The authors gratefully acknowledge the Save Our Seas Foundation which provided the funds to carry out this study, as well as the National Research Foundation and South African Institute of Aquatic Biodiversity that provided additional funds. We also thank the staff and volunteers of the Save Our Seas Foundation – D’Arros Research Center (SOSF-DRC) for their assistance in the field and use of facilities and equipment, in particular, R. and C. Daly, K. Bullock, C. Boyes, D. Howell, R. Bennett and E. Moxham. Finally, we are grateful to J. Lea, Danah Divers and SOSF-DRC for the installation and maintenance of the receiver array as well as the downloading and maintenance of the database.

Author information

Correspondence to Chantel Elston.

Ethics declarations

All procedures performed in studies involving animals were in accordance with the ethical standards of the institution or practice at which the studies were conducted.

Additional information

Publisher’s note

Springer Nature remains neutral with regard to jurisdictional claims in published maps and institutional affiliations.

Rights and permissions

Reprints and Permissions

About this article

Verify currency and authenticity via CrossMark

Cite this article

Elston, C., Cowley, P.D. & von Brandis, R.G. Movement patterns of juvenile porcupine rays Urogymnus asperrimus at a remote atoll: a potential nursery ground within a proposed marine protected area.

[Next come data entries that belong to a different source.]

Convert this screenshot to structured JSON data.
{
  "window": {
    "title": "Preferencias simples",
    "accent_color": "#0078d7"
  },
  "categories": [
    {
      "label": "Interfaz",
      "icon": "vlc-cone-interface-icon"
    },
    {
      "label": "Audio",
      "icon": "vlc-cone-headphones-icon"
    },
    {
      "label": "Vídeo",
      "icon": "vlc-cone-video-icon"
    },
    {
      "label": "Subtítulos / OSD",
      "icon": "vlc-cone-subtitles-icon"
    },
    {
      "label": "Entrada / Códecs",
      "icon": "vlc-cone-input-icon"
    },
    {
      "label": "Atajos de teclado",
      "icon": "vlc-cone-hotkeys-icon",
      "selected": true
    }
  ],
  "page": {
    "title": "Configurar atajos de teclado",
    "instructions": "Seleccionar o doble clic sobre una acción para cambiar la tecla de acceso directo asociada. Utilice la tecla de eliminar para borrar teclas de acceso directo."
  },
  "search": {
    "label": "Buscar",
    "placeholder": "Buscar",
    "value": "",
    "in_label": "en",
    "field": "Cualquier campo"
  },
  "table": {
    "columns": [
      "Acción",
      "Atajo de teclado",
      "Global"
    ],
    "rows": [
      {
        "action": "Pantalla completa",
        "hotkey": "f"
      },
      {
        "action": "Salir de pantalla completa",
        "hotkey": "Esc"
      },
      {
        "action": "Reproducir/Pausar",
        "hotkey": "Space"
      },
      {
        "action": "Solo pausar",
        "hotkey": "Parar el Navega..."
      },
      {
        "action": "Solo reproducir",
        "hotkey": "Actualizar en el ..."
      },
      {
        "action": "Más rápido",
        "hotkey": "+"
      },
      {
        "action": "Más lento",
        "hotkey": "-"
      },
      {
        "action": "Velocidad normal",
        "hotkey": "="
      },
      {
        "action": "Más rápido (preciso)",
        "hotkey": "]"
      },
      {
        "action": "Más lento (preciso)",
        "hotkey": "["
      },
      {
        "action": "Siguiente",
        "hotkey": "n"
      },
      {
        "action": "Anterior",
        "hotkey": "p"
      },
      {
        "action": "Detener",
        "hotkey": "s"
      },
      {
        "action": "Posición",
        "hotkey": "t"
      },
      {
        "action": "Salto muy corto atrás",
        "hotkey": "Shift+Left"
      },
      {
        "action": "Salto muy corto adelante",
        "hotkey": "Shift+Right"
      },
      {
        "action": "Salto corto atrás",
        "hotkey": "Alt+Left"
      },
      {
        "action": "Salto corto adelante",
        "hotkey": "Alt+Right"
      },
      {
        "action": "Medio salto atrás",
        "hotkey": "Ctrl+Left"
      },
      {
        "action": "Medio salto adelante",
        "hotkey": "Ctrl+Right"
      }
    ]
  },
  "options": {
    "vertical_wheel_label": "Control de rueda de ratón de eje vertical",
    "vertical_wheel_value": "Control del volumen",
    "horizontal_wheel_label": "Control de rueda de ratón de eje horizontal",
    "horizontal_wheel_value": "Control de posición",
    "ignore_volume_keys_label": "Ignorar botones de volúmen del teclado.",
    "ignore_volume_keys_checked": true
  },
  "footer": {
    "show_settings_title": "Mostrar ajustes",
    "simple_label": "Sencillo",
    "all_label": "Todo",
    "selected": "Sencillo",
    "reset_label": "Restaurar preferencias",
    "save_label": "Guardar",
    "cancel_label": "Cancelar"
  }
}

Environ Biol Fish 102, 1485–1498 (2019) doi:10.1007/s10641-019-00927-x

Download citation


  • Dasyatidae
  • Acoustic telemetry
  • Spatial ecology
  • St. Joseph Atoll